Source data:
____________

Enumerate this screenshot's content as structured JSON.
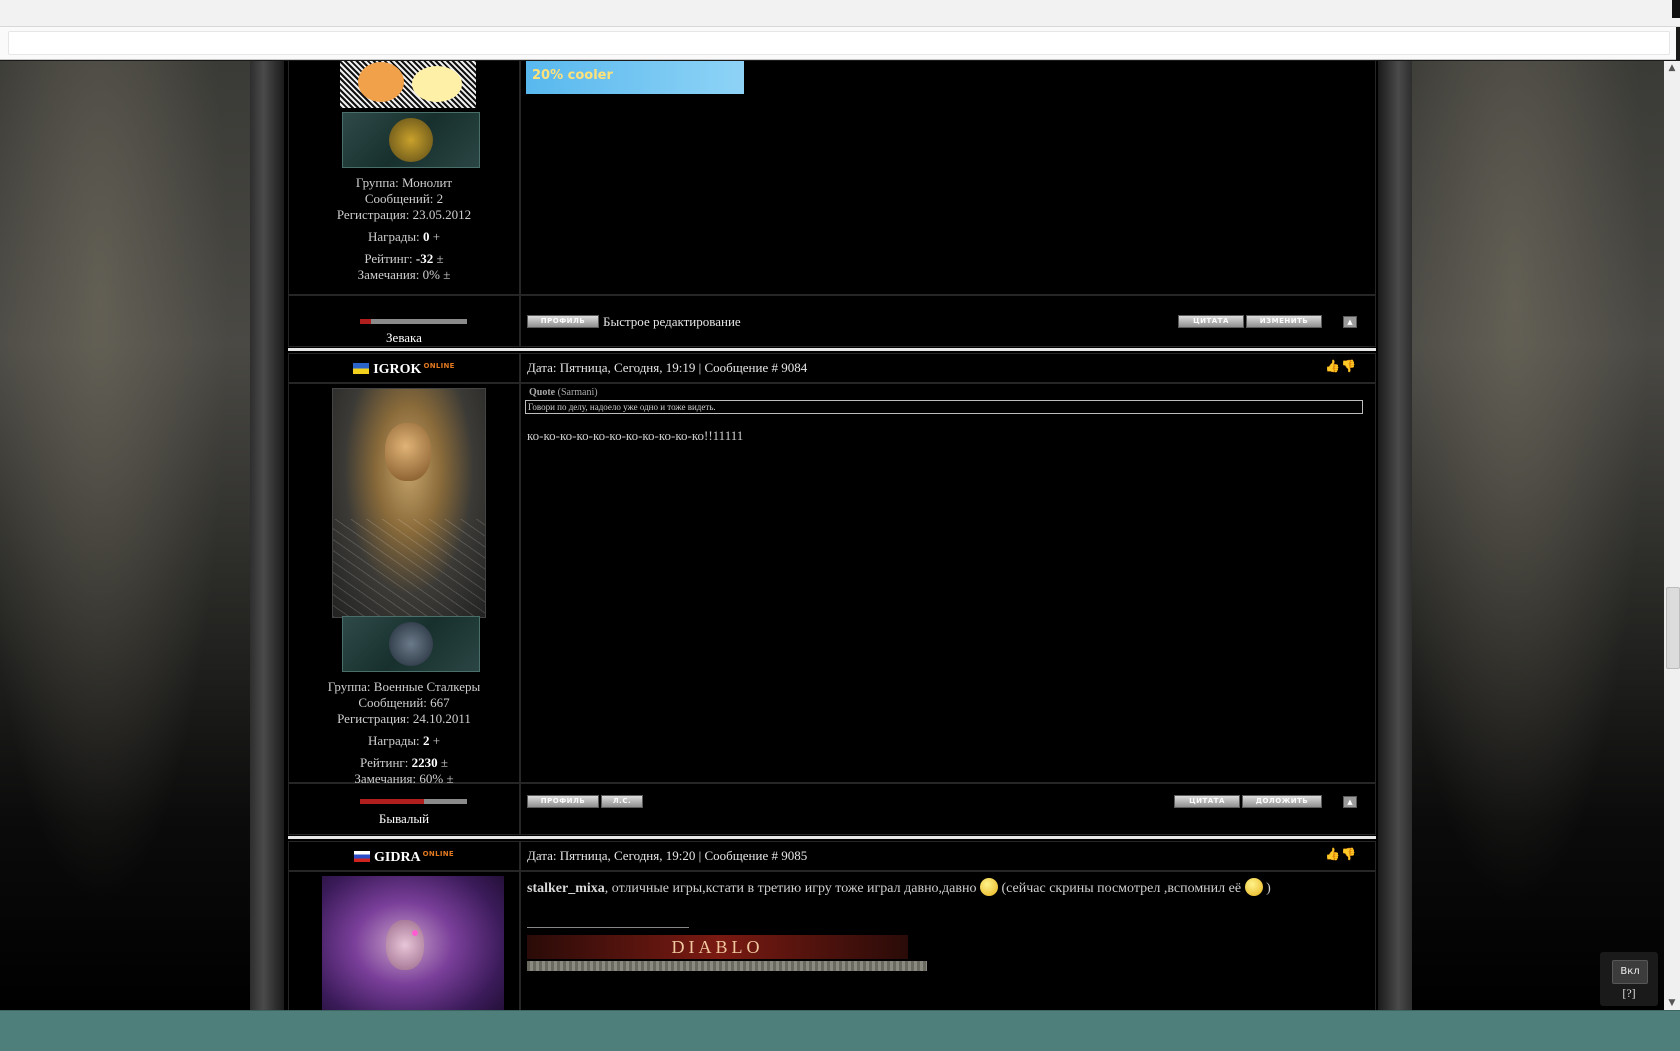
{
  "posts_prev": {
    "group": "Группа: Монолит",
    "messages": "Сообщений: 2",
    "registration": "Регистрация: 23.05.2012",
    "awards_label": "Награды:",
    "awards_value": "0",
    "rating_label": "Рейтинг:",
    "rating_value": "-32",
    "warnings": "Замечания: 0%",
    "rank": "Зевака",
    "rank_progress": 0.1,
    "banner_text": "20% cooler",
    "quick_edit": "Быстрое редактирование",
    "buttons": {
      "profile": "ПРОФИЛЬ",
      "quote": "ЦИТАТА",
      "edit": "ИЗМЕНИТЬ"
    }
  },
  "post_9084": {
    "username": "IGROK",
    "online": "ONLINE",
    "header": "Дата: Пятница, Сегодня, 19:19 | Сообщение # 9084",
    "quote_title": "Quote",
    "quote_author": "(Sarmani)",
    "quote_text": "Говори по делу, надоело уже одно и тоже видеть.",
    "body": "ко-ко-ко-ко-ко-ко-ко-ко-ко-ко-ко!!11111",
    "group": "Группа: Военные Сталкеры",
    "messages": "Сообщений: 667",
    "registration": "Регистрация: 24.10.2011",
    "awards_label": "Награды:",
    "awards_value": "2",
    "rating_label": "Рейтинг:",
    "rating_value": "2230",
    "warnings": "Замечания: 60%",
    "rank": "Бывалый",
    "rank_progress": 0.6,
    "buttons": {
      "profile": "ПРОФИЛЬ",
      "pm": "Л.С.",
      "quote": "ЦИТАТА",
      "report": "ДОЛОЖИТЬ"
    }
  },
  "post_9085": {
    "username": "GIDRA",
    "online": "ONLINE",
    "header": "Дата: Пятница, Сегодня, 19:20 | Сообщение # 9085",
    "mention": "stalker_mixa",
    "body1": ", отличные игры,кстати в третию игру тоже играл давно,давно",
    "body2": "(сейчас скрины посмотрел ,вспомнил её",
    "body3": ")",
    "signature_logo": "DIABLO"
  },
  "widget": {
    "toggle": "Вкл",
    "help": "[?]"
  },
  "symbols": {
    "plus": "+",
    "plusminus": "±",
    "up": "▲",
    "down": "▼"
  }
}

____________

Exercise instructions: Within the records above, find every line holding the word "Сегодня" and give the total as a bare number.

Answer box: 2